■ **Available data**
"""

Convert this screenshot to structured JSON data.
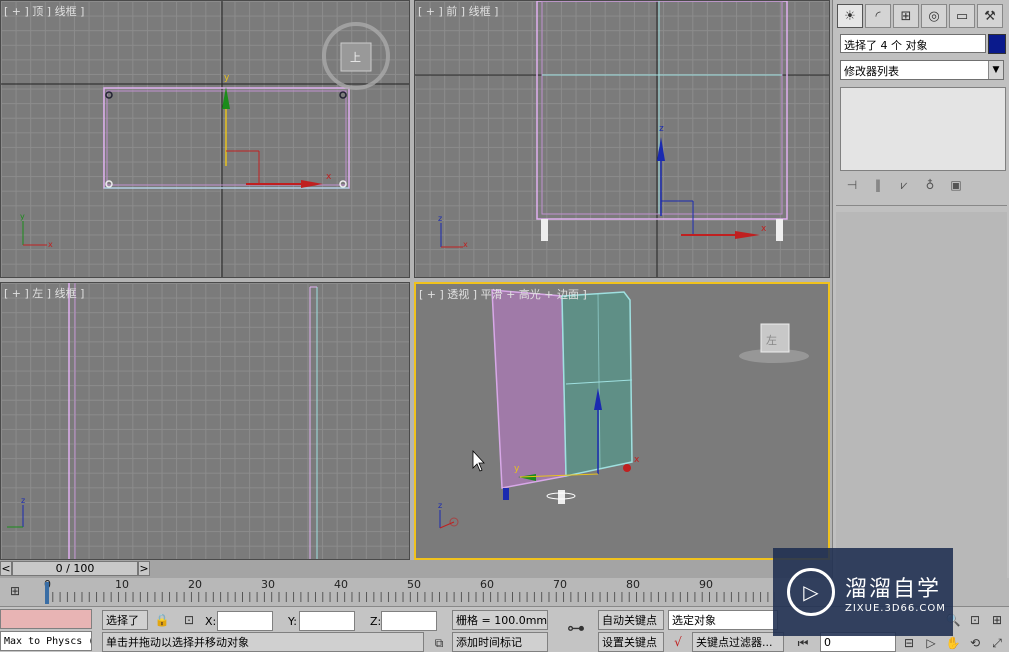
{
  "viewports": {
    "top": {
      "label": "[ + ] 顶 ] 线框 ]"
    },
    "front": {
      "label": "[ + ] 前 ] 线框 ]"
    },
    "left": {
      "label": "[ + ] 左 ] 线框 ]"
    },
    "perspective": {
      "label": "[ + ] 透视 ] 平滑 + 高光 + 边面 ]"
    }
  },
  "command_panel": {
    "tabs": [
      "create-icon",
      "modify-icon",
      "hierarchy-icon",
      "motion-icon",
      "display-icon",
      "utilities-icon"
    ],
    "selection_text": "选择了 4 个 对象",
    "object_color": "#0a1a8c",
    "modifier_list": "修改器列表"
  },
  "timeline": {
    "frame_display": "0 / 100",
    "prev": "<",
    "next": ">",
    "ruler_ticks": [
      "0",
      "10",
      "20",
      "30",
      "40",
      "50",
      "60",
      "70",
      "80",
      "90"
    ]
  },
  "status_bar": {
    "maxscript_text": "Max to Physcs (",
    "selected_label": "选择了",
    "x_label": "X:",
    "y_label": "Y:",
    "z_label": "Z:",
    "grid_text": "栅格 = 100.0mm",
    "auto_key": "自动关键点",
    "set_key": "设置关键点",
    "key_filter": "选定对象",
    "key_filters_btn": "关键点过滤器...",
    "prompt": "单击并拖动以选择并移动对象",
    "add_time_tag": "添加时间标记",
    "frame_field": "0"
  },
  "watermark": {
    "title": "溜溜自学",
    "subtitle": "ZIXUE.3D66.COM"
  }
}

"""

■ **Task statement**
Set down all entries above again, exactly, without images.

■ **Your response**
Convert this screenshot to structured JSON data.
{
  "viewports": {
    "top": {
      "label": "[ + ] 顶 ] 线框 ]"
    },
    "front": {
      "label": "[ + ] 前 ] 线框 ]"
    },
    "left": {
      "label": "[ + ] 左 ] 线框 ]"
    },
    "perspective": {
      "label": "[ + ] 透视 ] 平滑 + 高光 + 边面 ]"
    }
  },
  "command_panel": {
    "tabs": [
      "create-icon",
      "modify-icon",
      "hierarchy-icon",
      "motion-icon",
      "display-icon",
      "utilities-icon"
    ],
    "selection_text": "选择了 4 个 对象",
    "object_color": "#0a1a8c",
    "modifier_list": "修改器列表"
  },
  "timeline": {
    "frame_display": "0 / 100",
    "prev": "<",
    "next": ">",
    "ruler_ticks": [
      "0",
      "10",
      "20",
      "30",
      "40",
      "50",
      "60",
      "70",
      "80",
      "90"
    ]
  },
  "status_bar": {
    "maxscript_text": "Max to Physcs (",
    "selected_label": "选择了",
    "x_label": "X:",
    "y_label": "Y:",
    "z_label": "Z:",
    "grid_text": "栅格 = 100.0mm",
    "auto_key": "自动关键点",
    "set_key": "设置关键点",
    "key_filter": "选定对象",
    "key_filters_btn": "关键点过滤器...",
    "prompt": "单击并拖动以选择并移动对象",
    "add_time_tag": "添加时间标记",
    "frame_field": "0"
  },
  "watermark": {
    "title": "溜溜自学",
    "subtitle": "ZIXUE.3D66.COM"
  }
}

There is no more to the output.